Beer Culture opened in the summer of 2013, offering beer, cider, whiskey, and bottled sodas. Customers can come in to pick up a bottle – or growler - of beer to take home, or grab a seat at the bar to chat with the friendly staff while noshing on some charcuterie. The record player behind the bar is usually going and if the owner, Matt Gebhard, and bar manager, Peter Malfatti, are around, they are bound to strike up a conversation and offer to guide patrons through their extensive beer selection. The beers are organized by region. The first door of their huge, glass-front fridge is full of beers from New York State, while the second is full of east coast beers, and the third and fourth is full of central and west coast beers. A bit further back into the room is their international fridge, proudly boasting selections from the UK, France, and three shelves worth of Belgian beers. For patrons who just want a nice, cold, familiar beer, grandpa's fridge is the place to go. Customers often mistake the old Kelvinator across from the bar as a prop and are always surprised when they open it up and realize that it works and that they recognize all of the brands inside of it. Matt included grandpa's fridge because he thinks that there is a place for all beers (except lite ones, which are not sold on the Beer Culture premises) and that some brands hold emotional value for customers. True to its name, the beers in the old Kelvinator are those that Matt had seen in his own grandfather's fridge growing up. Matt's first true exposure to beer and its culture was during a year he spent studying abroad in Belgium. When he came back home to upstate NY, Matt was nineteen and decided to pursue his newfound passion by working in a local Belgian brewery.

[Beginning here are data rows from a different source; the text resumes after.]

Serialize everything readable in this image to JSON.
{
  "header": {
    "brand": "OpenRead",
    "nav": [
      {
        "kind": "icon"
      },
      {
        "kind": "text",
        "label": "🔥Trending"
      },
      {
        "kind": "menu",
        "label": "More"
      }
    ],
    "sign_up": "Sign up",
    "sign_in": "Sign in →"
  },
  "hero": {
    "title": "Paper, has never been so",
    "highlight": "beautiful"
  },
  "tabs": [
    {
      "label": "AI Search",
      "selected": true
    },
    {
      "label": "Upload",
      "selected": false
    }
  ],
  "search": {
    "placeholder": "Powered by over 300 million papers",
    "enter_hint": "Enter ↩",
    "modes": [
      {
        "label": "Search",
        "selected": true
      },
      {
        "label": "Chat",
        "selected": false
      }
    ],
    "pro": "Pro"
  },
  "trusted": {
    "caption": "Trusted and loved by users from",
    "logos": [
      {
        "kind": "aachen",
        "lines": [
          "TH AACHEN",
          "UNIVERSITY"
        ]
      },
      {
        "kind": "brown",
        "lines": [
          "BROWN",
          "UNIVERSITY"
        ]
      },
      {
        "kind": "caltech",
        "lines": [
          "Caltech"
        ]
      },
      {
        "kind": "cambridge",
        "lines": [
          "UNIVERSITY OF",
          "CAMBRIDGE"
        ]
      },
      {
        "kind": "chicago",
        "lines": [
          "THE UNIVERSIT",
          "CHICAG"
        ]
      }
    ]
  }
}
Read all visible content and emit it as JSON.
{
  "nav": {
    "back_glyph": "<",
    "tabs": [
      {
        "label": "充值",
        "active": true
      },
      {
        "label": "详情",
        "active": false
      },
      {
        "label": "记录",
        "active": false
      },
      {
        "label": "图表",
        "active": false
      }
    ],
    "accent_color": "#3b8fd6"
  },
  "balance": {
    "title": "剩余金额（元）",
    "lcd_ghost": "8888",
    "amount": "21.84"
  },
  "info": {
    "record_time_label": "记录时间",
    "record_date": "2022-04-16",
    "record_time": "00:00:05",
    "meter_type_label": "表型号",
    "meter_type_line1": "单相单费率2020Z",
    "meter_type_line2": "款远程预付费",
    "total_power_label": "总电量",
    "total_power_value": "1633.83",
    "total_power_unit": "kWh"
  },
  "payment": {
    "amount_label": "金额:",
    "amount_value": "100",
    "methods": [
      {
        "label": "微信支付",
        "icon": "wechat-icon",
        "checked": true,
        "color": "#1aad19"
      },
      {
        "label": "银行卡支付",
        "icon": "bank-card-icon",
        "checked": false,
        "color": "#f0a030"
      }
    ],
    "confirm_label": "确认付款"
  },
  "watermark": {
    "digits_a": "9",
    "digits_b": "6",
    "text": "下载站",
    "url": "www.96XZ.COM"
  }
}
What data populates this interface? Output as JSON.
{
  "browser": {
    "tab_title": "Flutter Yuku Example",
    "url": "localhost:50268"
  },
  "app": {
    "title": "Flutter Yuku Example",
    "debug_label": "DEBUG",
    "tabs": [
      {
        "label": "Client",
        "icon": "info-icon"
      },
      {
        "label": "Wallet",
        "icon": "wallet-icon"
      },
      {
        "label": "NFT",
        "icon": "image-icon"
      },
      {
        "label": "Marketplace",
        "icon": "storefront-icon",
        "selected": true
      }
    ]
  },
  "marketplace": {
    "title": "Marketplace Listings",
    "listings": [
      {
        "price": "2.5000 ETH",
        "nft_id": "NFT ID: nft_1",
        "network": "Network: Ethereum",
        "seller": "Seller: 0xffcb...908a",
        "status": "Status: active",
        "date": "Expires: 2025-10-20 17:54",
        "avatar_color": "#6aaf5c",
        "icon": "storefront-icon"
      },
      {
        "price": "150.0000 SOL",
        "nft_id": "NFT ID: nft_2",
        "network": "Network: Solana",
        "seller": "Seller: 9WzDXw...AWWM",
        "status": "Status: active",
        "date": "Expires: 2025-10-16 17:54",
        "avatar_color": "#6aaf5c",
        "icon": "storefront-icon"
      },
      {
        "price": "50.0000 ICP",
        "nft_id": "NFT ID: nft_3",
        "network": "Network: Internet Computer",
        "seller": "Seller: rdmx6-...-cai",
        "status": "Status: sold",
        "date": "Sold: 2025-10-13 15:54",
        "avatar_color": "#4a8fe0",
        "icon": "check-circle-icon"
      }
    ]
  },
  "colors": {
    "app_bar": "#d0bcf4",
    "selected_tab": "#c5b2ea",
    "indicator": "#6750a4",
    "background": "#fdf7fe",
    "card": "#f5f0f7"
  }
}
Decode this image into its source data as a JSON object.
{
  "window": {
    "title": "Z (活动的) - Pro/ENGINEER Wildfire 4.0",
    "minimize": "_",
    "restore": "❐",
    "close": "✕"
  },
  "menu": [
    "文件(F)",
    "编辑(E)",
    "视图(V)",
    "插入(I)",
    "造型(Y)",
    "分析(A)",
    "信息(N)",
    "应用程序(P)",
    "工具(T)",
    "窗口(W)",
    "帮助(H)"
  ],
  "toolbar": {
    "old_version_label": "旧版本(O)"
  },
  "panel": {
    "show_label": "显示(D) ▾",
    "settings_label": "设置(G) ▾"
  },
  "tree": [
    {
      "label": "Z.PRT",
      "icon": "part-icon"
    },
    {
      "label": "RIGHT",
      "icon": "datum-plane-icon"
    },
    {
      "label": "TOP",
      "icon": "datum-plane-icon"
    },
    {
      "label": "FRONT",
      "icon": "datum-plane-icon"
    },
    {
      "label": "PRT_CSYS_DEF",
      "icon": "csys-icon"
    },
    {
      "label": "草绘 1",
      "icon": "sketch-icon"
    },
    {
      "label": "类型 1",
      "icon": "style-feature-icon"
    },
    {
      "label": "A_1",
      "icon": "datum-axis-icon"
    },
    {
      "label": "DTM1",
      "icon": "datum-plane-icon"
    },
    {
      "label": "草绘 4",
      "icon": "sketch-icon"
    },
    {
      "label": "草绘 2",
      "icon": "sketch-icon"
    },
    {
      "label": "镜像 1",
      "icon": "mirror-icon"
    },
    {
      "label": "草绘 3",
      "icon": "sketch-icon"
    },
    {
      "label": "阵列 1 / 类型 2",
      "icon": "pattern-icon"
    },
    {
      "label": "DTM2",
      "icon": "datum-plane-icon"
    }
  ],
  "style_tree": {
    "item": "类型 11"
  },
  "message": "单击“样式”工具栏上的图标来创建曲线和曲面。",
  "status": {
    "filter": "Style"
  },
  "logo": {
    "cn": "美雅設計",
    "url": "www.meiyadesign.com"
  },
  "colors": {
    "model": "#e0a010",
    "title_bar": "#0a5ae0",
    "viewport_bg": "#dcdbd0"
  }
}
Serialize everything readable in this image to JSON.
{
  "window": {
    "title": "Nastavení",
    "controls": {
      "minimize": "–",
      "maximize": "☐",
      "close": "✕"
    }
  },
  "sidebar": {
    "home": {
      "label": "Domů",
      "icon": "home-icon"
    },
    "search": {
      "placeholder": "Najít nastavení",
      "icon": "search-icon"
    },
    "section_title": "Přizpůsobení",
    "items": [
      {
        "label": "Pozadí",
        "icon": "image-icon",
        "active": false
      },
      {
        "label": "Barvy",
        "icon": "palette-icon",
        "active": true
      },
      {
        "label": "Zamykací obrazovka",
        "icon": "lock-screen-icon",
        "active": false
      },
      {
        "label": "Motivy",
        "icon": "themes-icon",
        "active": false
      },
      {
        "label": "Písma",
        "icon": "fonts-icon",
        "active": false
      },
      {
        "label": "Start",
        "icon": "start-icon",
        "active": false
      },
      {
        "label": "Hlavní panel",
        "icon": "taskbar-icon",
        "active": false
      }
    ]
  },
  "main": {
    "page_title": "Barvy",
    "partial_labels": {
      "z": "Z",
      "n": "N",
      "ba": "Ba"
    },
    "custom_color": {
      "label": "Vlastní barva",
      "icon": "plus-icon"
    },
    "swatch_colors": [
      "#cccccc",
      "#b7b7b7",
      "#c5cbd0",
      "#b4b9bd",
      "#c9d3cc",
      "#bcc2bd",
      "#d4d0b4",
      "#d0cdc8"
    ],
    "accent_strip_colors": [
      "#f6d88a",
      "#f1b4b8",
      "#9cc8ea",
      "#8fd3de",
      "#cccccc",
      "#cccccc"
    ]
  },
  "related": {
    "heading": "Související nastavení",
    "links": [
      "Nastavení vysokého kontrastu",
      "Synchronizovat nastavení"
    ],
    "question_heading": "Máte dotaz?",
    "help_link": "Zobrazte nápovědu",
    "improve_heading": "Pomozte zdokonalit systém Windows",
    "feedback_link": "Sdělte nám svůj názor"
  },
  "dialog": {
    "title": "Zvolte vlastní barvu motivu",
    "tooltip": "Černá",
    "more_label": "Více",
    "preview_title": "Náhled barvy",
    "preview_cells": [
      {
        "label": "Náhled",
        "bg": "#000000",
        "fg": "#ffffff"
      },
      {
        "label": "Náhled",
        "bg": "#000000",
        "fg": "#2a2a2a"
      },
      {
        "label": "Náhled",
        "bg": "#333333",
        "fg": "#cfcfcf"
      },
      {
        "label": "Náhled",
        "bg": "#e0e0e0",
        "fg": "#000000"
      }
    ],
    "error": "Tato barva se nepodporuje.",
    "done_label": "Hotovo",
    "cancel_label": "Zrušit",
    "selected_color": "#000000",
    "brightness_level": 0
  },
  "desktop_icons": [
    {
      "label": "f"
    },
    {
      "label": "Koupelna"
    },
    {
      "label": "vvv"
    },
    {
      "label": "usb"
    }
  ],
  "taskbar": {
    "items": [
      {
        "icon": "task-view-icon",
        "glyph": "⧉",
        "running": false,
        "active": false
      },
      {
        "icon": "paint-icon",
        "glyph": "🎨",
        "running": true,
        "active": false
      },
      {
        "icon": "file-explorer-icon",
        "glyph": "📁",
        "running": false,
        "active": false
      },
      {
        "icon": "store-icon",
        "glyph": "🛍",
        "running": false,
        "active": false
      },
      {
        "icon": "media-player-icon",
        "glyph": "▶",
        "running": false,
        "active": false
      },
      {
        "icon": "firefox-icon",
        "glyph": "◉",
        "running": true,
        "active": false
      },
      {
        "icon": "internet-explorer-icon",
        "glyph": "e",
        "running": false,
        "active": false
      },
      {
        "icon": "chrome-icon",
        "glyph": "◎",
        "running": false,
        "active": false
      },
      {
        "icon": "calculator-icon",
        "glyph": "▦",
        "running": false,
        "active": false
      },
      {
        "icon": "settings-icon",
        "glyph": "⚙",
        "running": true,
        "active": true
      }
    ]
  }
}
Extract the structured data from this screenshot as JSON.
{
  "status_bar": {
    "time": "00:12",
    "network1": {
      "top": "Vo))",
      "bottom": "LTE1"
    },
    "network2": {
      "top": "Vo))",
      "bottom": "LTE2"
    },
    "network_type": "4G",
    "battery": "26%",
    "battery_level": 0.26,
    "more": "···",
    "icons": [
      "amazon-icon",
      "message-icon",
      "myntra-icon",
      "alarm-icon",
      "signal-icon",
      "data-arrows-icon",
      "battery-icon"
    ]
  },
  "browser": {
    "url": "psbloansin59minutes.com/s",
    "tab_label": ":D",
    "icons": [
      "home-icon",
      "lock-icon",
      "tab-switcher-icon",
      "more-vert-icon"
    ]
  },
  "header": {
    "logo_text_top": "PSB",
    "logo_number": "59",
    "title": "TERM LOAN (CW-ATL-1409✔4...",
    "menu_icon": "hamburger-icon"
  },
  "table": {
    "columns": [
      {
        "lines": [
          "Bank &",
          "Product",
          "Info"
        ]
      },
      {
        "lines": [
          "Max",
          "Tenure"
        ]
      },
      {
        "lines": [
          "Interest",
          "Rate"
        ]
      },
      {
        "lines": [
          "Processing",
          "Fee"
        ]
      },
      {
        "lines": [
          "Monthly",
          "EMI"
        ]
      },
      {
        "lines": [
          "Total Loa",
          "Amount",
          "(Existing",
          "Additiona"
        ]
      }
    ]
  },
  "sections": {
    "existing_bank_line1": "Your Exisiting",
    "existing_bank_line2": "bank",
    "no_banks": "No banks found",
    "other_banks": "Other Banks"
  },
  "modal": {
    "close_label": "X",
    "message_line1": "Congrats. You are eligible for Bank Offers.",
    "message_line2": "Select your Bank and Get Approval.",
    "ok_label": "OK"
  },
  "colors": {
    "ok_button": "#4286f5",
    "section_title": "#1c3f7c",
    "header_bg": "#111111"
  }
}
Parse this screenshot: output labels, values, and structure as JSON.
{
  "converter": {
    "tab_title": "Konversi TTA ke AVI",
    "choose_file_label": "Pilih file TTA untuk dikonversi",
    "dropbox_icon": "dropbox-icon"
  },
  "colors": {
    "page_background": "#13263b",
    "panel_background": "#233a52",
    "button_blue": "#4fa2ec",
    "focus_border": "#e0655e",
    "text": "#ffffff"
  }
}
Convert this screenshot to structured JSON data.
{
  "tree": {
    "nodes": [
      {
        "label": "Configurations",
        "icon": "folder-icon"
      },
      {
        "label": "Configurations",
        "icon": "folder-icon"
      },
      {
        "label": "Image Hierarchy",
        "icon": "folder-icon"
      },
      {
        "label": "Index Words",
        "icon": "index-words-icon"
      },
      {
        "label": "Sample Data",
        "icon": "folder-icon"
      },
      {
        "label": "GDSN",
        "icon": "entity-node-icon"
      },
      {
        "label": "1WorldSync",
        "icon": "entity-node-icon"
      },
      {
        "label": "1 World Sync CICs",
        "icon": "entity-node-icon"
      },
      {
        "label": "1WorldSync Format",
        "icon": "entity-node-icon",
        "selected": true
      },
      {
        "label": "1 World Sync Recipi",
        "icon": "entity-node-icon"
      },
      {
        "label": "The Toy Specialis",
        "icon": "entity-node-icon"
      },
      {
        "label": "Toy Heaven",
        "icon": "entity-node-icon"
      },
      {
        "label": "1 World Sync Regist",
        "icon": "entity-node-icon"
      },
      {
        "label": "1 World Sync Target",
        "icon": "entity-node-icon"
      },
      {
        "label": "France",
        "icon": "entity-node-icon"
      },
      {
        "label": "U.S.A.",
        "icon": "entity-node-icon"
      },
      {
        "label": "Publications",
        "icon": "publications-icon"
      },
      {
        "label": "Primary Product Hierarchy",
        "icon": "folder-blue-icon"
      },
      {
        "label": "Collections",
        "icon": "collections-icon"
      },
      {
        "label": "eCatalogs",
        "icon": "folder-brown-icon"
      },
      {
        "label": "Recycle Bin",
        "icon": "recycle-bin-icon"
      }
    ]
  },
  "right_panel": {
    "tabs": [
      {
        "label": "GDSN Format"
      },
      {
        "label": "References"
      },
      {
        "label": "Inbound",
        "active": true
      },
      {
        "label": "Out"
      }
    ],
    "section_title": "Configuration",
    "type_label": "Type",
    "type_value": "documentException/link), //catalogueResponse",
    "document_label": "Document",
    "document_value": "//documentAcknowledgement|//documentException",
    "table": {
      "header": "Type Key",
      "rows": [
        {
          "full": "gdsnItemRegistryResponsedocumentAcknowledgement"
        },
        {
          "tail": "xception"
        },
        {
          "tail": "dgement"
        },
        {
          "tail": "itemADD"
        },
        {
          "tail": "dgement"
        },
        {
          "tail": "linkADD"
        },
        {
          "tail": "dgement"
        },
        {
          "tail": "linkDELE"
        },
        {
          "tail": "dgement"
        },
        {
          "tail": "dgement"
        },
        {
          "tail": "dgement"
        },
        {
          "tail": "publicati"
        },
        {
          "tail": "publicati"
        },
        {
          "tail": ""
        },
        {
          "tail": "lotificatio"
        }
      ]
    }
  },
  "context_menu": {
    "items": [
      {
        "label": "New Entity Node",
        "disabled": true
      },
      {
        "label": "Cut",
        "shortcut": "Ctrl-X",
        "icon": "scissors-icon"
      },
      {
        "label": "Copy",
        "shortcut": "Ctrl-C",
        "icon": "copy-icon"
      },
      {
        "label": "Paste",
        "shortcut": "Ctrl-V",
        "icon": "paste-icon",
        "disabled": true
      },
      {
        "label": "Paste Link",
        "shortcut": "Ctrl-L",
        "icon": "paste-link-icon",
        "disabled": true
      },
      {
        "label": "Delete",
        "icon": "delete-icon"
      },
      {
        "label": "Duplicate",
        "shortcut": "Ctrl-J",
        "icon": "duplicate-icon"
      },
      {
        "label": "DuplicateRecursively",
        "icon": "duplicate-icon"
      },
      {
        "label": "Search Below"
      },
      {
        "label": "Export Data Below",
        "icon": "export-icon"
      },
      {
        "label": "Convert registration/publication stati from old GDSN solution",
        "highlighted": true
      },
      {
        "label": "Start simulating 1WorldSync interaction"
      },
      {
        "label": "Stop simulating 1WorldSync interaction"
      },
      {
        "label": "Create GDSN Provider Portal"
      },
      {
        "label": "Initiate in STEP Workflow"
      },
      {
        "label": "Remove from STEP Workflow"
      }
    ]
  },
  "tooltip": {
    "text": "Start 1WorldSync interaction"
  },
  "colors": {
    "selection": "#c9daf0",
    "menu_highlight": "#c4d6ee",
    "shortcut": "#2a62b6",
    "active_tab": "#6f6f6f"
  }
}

He remained here for a few years until he met Peter, his future bar manager, who was living in Rochester, NY. Before opening their own place, Matt came to Manhattan and worked in a Belgian bar in Midtown. Although he enjoyed it, Matt told us that he wanted to do things his own way and fulfill his vision of what a bar should be. The bar that these two terrific guys opened is one that is dedicated to the simple, comfortable and unpretentious beverage that they adore. Nestled between Eighth and Ninth Avenue in a residential part of 45th Street, Beer Culture, is a hybrid bar and bottle shop offering its customers over 500 different types of beer. Although at the time of this write-up, Beer Culture had been around for less than a year, both Matt and Peter already feel like part of the block. As Matt stated, "We pride ourselves in being an establishment of beer nerds, not beer snobs. "